While vision and mission statements answer the questions about what must be
accomplished, values answer the question how must we behave?
2. Develop objectives

Management team develops short-term objectives to realize its high-level

mission, vision, and value
Objectives are an expression, in measurable terms, of what an organization
intends to achieve.
Goals can be classified as hard or soft. Hard goals always include numbers,
usually relative to performance last year, or to competition. Examples of hard
objectives: profitability, growth, shareholder wealth, market leadership,
utilization of resources, efficiency (cost per unit produced), quality (percentage
of waste/defective)
Soft goals define the targets for the social conduct of the business, may not be
quantifiable. Soft goals may include being ethical and environmentally
responsible, providing a working environment free of discrimination with
opportunities for professional development.
3. Analyze the external environment
To achieve company objectives, managers must be aware of threats and
opportunities in the external environment.
4. Identify the competitive advantage
Besides the external environment, managers also need to consider what
competitive advantage the organization possesses
Competitive advantage: the characteristics of a firm that enable it to earn higher
rates of profit than its competitors

These normally derive from those resources that allow the organization to
perform more effectively or efficiently than competitors: 3 categories Tangible
assets, Intangible assets, and Capabilities

Tangible assets: these are future economic resources that have substance and
from which an organization will benefit. Ex. Land, inventory, building, location, cash,
and technology
Intangible assets: future economic resources that have been generated from past
organizational events. These assets lack substance and form. Ex. Human capital,
reputation, goodwill, trust, and copyright.
Capabilities: complex combination of people and processes that represent the
firms capacity to exploit resources that have been specially integrated to achieve a
desired result.
For resources and capabilities to provide a sustained competitive advantage, they
must meet four criteria: VRIO
1. They
2. They
3. They
4. They

are valuable to the firms strategy (they help generate value/reduce

are rare (competitors dont have them)
are inimitable (they cannot easily be copied by competitors)
can be organized by the firm (the firm can exploit the resources)

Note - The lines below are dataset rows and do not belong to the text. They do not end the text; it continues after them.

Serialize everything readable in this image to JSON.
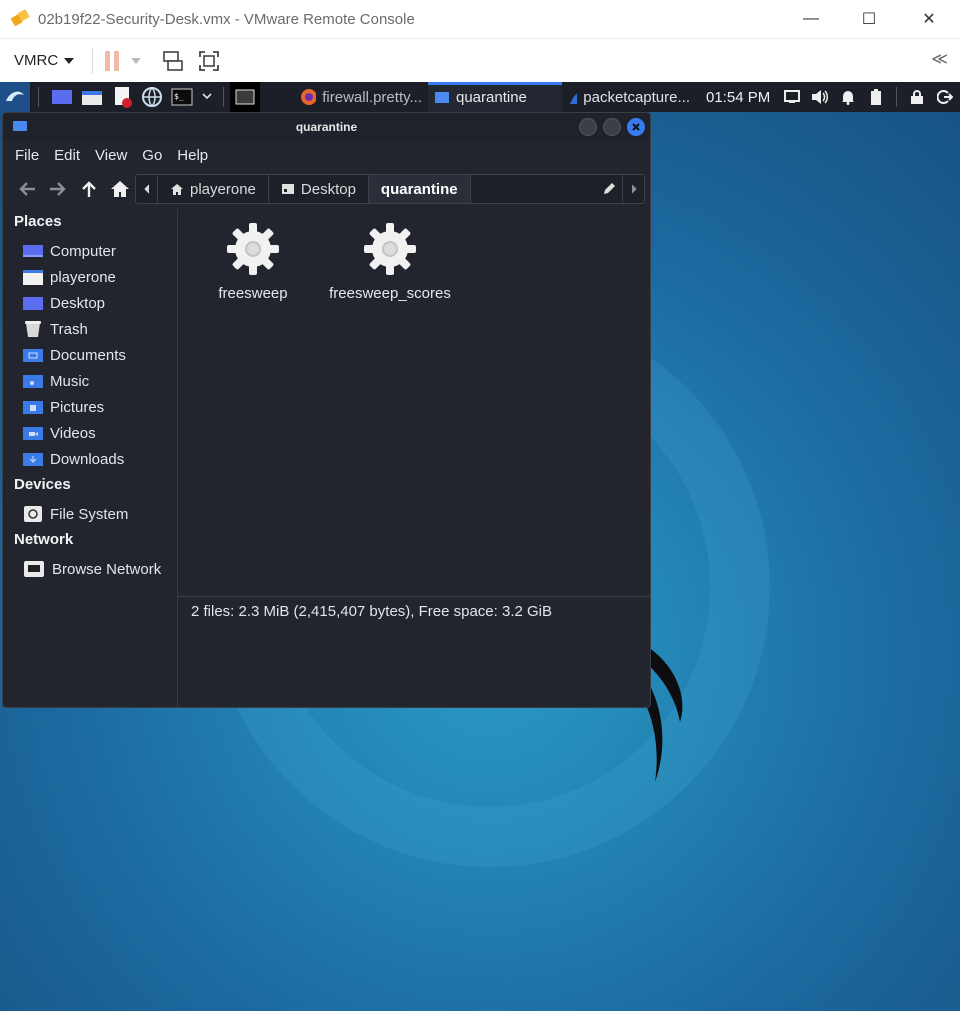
{
  "host_window": {
    "title": "02b19f22-Security-Desk.vmx - VMware Remote Console",
    "minimize_glyph": "—",
    "maximize_glyph": "☐",
    "close_glyph": "✕"
  },
  "vmrc_toolbar": {
    "menu_label": "VMRC",
    "collapse_glyph": "≪"
  },
  "guest_panel": {
    "tasks": [
      {
        "label": "firewall.pretty...",
        "icon": "firefox-icon"
      },
      {
        "label": "quarantine",
        "icon": "folder-icon"
      },
      {
        "label": "packetcapture...",
        "icon": "wireshark-icon"
      }
    ],
    "clock": "01:54 PM"
  },
  "file_manager": {
    "title": "quarantine",
    "menu": [
      "File",
      "Edit",
      "View",
      "Go",
      "Help"
    ],
    "breadcrumbs": [
      {
        "label": "playerone",
        "icon": "home-icon"
      },
      {
        "label": "Desktop",
        "icon": "desktop-icon"
      },
      {
        "label": "quarantine",
        "icon": ""
      }
    ],
    "sidebar": {
      "places_heading": "Places",
      "places": [
        "Computer",
        "playerone",
        "Desktop",
        "Trash",
        "Documents",
        "Music",
        "Pictures",
        "Videos",
        "Downloads"
      ],
      "devices_heading": "Devices",
      "devices": [
        "File System"
      ],
      "network_heading": "Network",
      "network": [
        "Browse Network"
      ]
    },
    "files": [
      {
        "name": "freesweep",
        "icon": "executable-gear-icon"
      },
      {
        "name": "freesweep_scores",
        "icon": "executable-gear-icon"
      }
    ],
    "status": "2 files: 2.3 MiB (2,415,407 bytes), Free space: 3.2 GiB"
  },
  "colors": {
    "accent": "#367bf0",
    "panel_bg": "#1c1f27",
    "window_bg": "#22252e"
  }
}
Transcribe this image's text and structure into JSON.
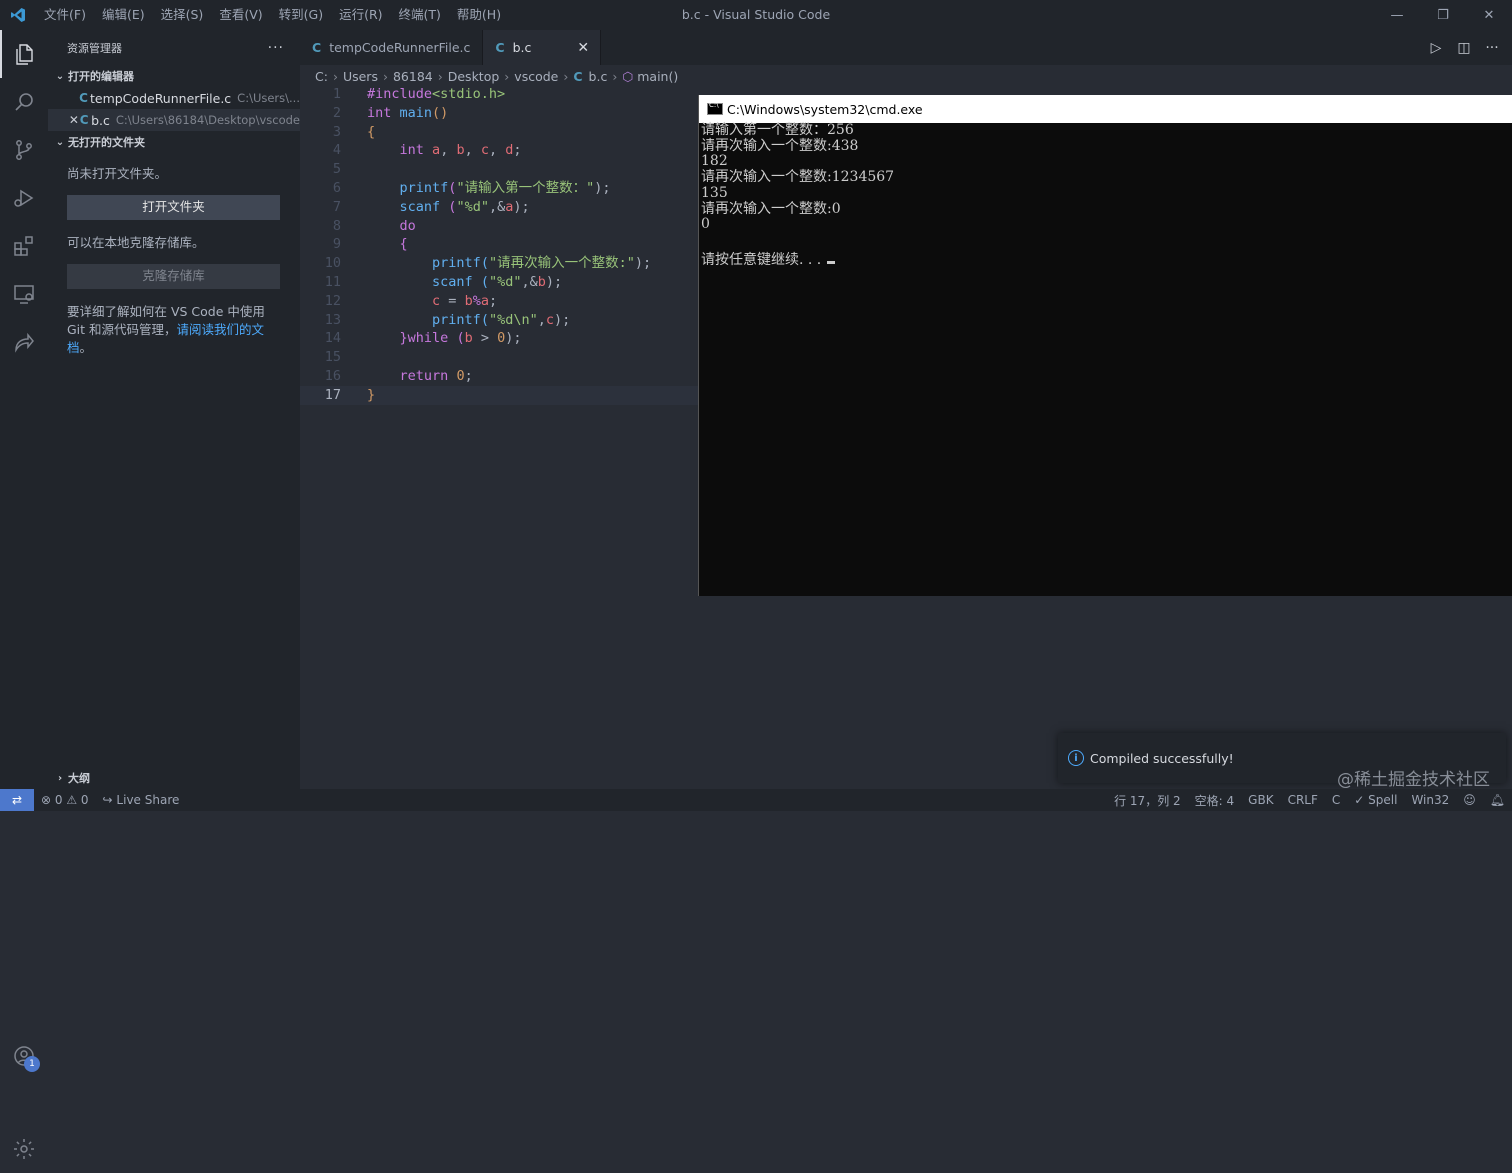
{
  "titlebar": {
    "menu": [
      "文件(F)",
      "编辑(E)",
      "选择(S)",
      "查看(V)",
      "转到(G)",
      "运行(R)",
      "终端(T)",
      "帮助(H)"
    ],
    "window_title": "b.c - Visual Studio Code"
  },
  "activity_bar": {
    "items": [
      "files-icon",
      "search-icon",
      "source-control-icon",
      "run-debug-icon",
      "extensions-icon",
      "remote-explorer-icon",
      "live-share-icon"
    ],
    "accounts_badge": "1"
  },
  "sidebar": {
    "title": "资源管理器",
    "more": "···",
    "open_editors_header": "打开的编辑器",
    "open_editors": [
      {
        "icon": "C",
        "name": "tempCodeRunnerFile.c",
        "path": "C:\\Users\\..."
      },
      {
        "icon": "C",
        "name": "b.c",
        "path": "C:\\Users\\86184\\Desktop\\vscode"
      }
    ],
    "no_folder_header": "无打开的文件夹",
    "no_folder_text": "尚未打开文件夹。",
    "open_folder_button": "打开文件夹",
    "clone_text": "可以在本地克隆存储库。",
    "clone_button": "克隆存储库",
    "learn_text": "要详细了解如何在 VS Code 中使用 Git 和源代码管理，",
    "learn_link": "请阅读我们的文档",
    "learn_end": "。",
    "outline_header": "大纲"
  },
  "tabs": [
    {
      "icon": "C",
      "label": "tempCodeRunnerFile.c"
    },
    {
      "icon": "C",
      "label": "b.c",
      "close": "✕"
    }
  ],
  "breadcrumb": {
    "parts": [
      "C:",
      "Users",
      "86184",
      "Desktop",
      "vscode"
    ],
    "file_icon": "C",
    "file": "b.c",
    "symbol": "main()"
  },
  "code": {
    "line_numbers": [
      "1",
      "2",
      "3",
      "4",
      "5",
      "6",
      "7",
      "8",
      "9",
      "10",
      "11",
      "12",
      "13",
      "14",
      "15",
      "16",
      "17"
    ],
    "current_line": "17",
    "l1a": "#include",
    "l1b": "<stdio.h>",
    "l2a": "int",
    "l2b": "main",
    "l2c": "()",
    "l3": "{",
    "l4a": "int",
    "l4b": "a",
    "l4c": "b",
    "l4d": "c",
    "l4e": "d",
    "l6a": "printf",
    "l6b": "(",
    "l6c": "\"请输入第一个整数：\"",
    "l6d": ");",
    "l7a": "scanf",
    "l7b": "(",
    "l7c": "\"%d\"",
    "l7d": ",&",
    "l7e": "a",
    "l7f": ");",
    "l8": "do",
    "l9": "{",
    "l10a": "printf",
    "l10b": "(",
    "l10c": "\"请再次输入一个整数:\"",
    "l10d": ");",
    "l11a": "scanf",
    "l11b": "(",
    "l11c": "\"%d\"",
    "l11d": ",&",
    "l11e": "b",
    "l11f": ");",
    "l12a": "c",
    "l12b": " = ",
    "l12c": "b",
    "l12d": "%",
    "l12e": "a",
    "l12f": ";",
    "l13a": "printf",
    "l13b": "(",
    "l13c": "\"%d\\n\"",
    "l13d": ",",
    "l13e": "c",
    "l13f": ");",
    "l14a": "}",
    "l14b": "while",
    "l14c": "(",
    "l14d": "b",
    "l14e": " > ",
    "l14f": "0",
    "l14g": ");",
    "l16a": "return",
    "l16b": "0",
    "l16c": ";",
    "l17": "}"
  },
  "cmd": {
    "title": "C:\\Windows\\system32\\cmd.exe",
    "lines": [
      "请输入第一个整数：256",
      "请再次输入一个整数:438",
      "182",
      "请再次输入一个整数:1234567",
      "135",
      "请再次输入一个整数:0",
      "0",
      "",
      "请按任意键继续. . ."
    ]
  },
  "notification": {
    "text": "Compiled successfully!"
  },
  "watermark": "@稀土掘金技术社区",
  "statusbar": {
    "errors": "0",
    "warnings": "0",
    "live_share": "Live Share",
    "position": "行 17，列 2",
    "spaces": "空格: 4",
    "encoding": "GBK",
    "eol": "CRLF",
    "language": "C",
    "spell": "Spell",
    "platform": "Win32"
  },
  "colors": {
    "accent": "#4d78cc",
    "link": "#4daafc",
    "c_icon": "#519aba"
  }
}
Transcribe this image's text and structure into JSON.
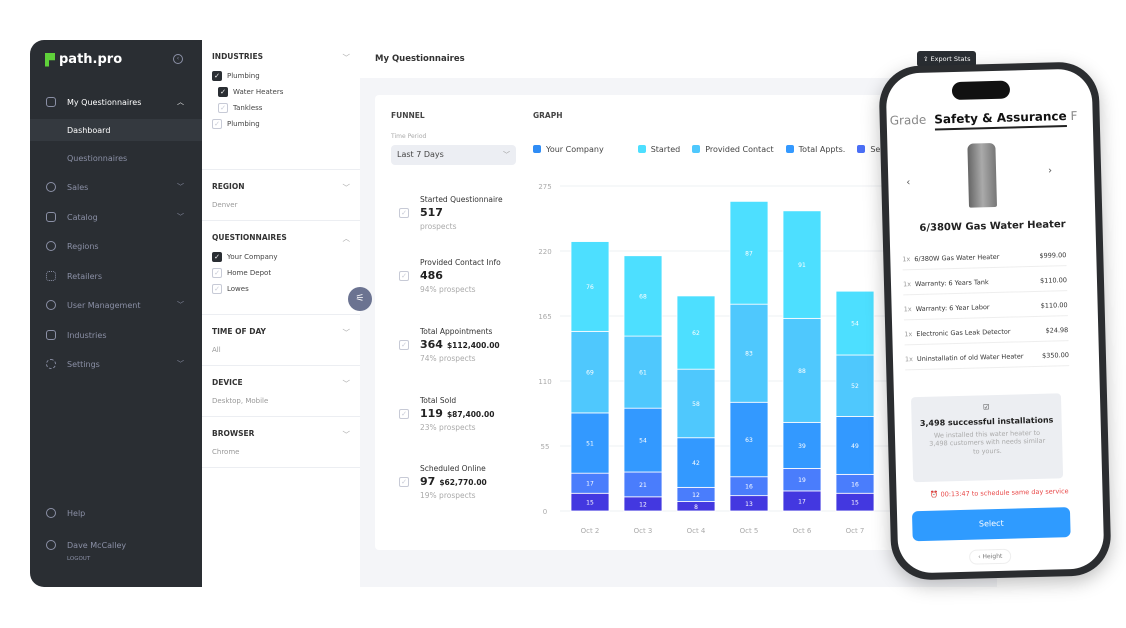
{
  "sidebar": {
    "brand": "path.pro",
    "items": [
      {
        "label": "My Questionnaires",
        "icon": "clipboard-icon"
      },
      {
        "label": "Dashboard"
      },
      {
        "label": "Questionnaires"
      },
      {
        "label": "Sales",
        "icon": "user-circle-icon"
      },
      {
        "label": "Catalog",
        "icon": "box-icon"
      },
      {
        "label": "Regions",
        "icon": "map-pin-icon"
      },
      {
        "label": "Retailers",
        "icon": "grid-icon"
      },
      {
        "label": "User Management",
        "icon": "user-circle-icon"
      },
      {
        "label": "Industries",
        "icon": "briefcase-icon"
      },
      {
        "label": "Settings",
        "icon": "gear-icon"
      }
    ],
    "help": "Help",
    "user": "Dave McCalley",
    "logout": "LOGOUT"
  },
  "filters": {
    "industries": {
      "title": "INDUSTRIES",
      "items": [
        {
          "label": "Plumbing",
          "checked": true
        },
        {
          "label": "Water Heaters",
          "checked": true
        },
        {
          "label": "Tankless",
          "checked": false
        },
        {
          "label": "Plumbing",
          "checked": false
        }
      ]
    },
    "region": {
      "title": "REGION",
      "value": "Denver"
    },
    "questionnaires": {
      "title": "QUESTIONNAIRES",
      "items": [
        {
          "label": "Your Company",
          "checked": true
        },
        {
          "label": "Home Depot",
          "checked": false
        },
        {
          "label": "Lowes",
          "checked": false
        }
      ]
    },
    "time": {
      "title": "TIME OF DAY",
      "value": "All"
    },
    "device": {
      "title": "DEVICE",
      "value": "Desktop, Mobile"
    },
    "browser": {
      "title": "BROWSER",
      "value": "Chrome"
    }
  },
  "header": {
    "title": "My Questionnaires",
    "export": "Export Stats"
  },
  "funnel": {
    "title": "FUNNEL",
    "time_label": "Time Period",
    "time_value": "Last 7 Days",
    "metrics": [
      {
        "title": "Started Questionnaire",
        "value": "517",
        "amount": "",
        "sub": "prospects"
      },
      {
        "title": "Provided Contact Info",
        "value": "486",
        "amount": "",
        "sub": "94% prospects"
      },
      {
        "title": "Total Appointments",
        "value": "364",
        "amount": "$112,400.00",
        "sub": "74% prospects"
      },
      {
        "title": "Total Sold",
        "value": "119",
        "amount": "$87,400.00",
        "sub": "23% prospects"
      },
      {
        "title": "Scheduled Online",
        "value": "97",
        "amount": "$62,770.00",
        "sub": "19% prospects"
      }
    ]
  },
  "graph": {
    "title": "GRAPH",
    "legend": [
      {
        "label": "Your Company",
        "color": "#2f8cf5"
      },
      {
        "label": "Started",
        "color": "#4ddfff"
      },
      {
        "label": "Provided Contact",
        "color": "#4fc8fd"
      },
      {
        "label": "Total Appts.",
        "color": "#3399ff"
      },
      {
        "label": "Se",
        "color": "#4a6ef5"
      }
    ]
  },
  "chart_data": {
    "type": "bar",
    "stacked": true,
    "categories": [
      "Oct 2",
      "Oct 3",
      "Oct 4",
      "Oct 5",
      "Oct 6",
      "Oct 7"
    ],
    "yticks": [
      0,
      55,
      110,
      165,
      220,
      275
    ],
    "ylim": [
      0,
      275
    ],
    "grid": true,
    "series": [
      {
        "color": "#4338e0",
        "values": [
          15,
          12,
          8,
          13,
          17,
          15
        ]
      },
      {
        "color": "#4a7dfc",
        "values": [
          17,
          21,
          12,
          16,
          19,
          16
        ]
      },
      {
        "name": "Total Appts.",
        "color": "#3399ff",
        "values": [
          51,
          54,
          42,
          63,
          39,
          49
        ]
      },
      {
        "name": "Provided Contact",
        "color": "#4fc8fd",
        "values": [
          69,
          61,
          58,
          83,
          88,
          52
        ]
      },
      {
        "name": "Started",
        "color": "#4ddfff",
        "values": [
          76,
          68,
          62,
          87,
          91,
          54
        ]
      }
    ]
  },
  "phone": {
    "tab_prev": "Grade",
    "tab_active": "Safety & Assurance",
    "tab_next": "F",
    "product": "6/380W Gas Water Heater",
    "items": [
      {
        "qty": "1x",
        "name": "6/380W Gas Water Heater",
        "price": "$999.00"
      },
      {
        "qty": "1x",
        "name": "Warranty: 6 Years Tank",
        "price": "$110.00"
      },
      {
        "qty": "1x",
        "name": "Warranty: 6 Year Labor",
        "price": "$110.00"
      },
      {
        "qty": "1x",
        "name": "Electronic Gas Leak Detector",
        "price": "$24.98"
      },
      {
        "qty": "1x",
        "name": "Uninstallatin of old Water Heater",
        "price": "$350.00"
      }
    ],
    "installs_title": "3,498 successful installations",
    "installs_text": "We installed this water heater to 3,498 customers with needs similar to yours.",
    "timer": "00:13:47 to schedule same day service",
    "select": "Select",
    "height": "Height"
  }
}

Core competencies: resources and capabilities that serve as a firms competitive


Core competencies distinguish a company competitively and reflect its

personality. It is a competitively important activity that directly contributes to a
companys strategy.

Dynamic capabilities: the ability to adapt and renew competencies in accordance

with changing business environment.
With the information from external environment and internal competence
analysis, managers can summarize the conclusions using SWOT analysis for
analyzing a companys resources capabilities and deficiencies, its market
opportunities, and the external threats to its future.
SWOT: Strengths, Weaknesses, Opportunities, and Threats
Strength: something that a company does well or an attribute that makes it more
Weakness: something that an organization does poorly, or a condition (ex. Location)
that puts it at a disadvantage relative to competitors
Opportunities and threats: environmental conditions external to the firm that may
be beneficial or harmful.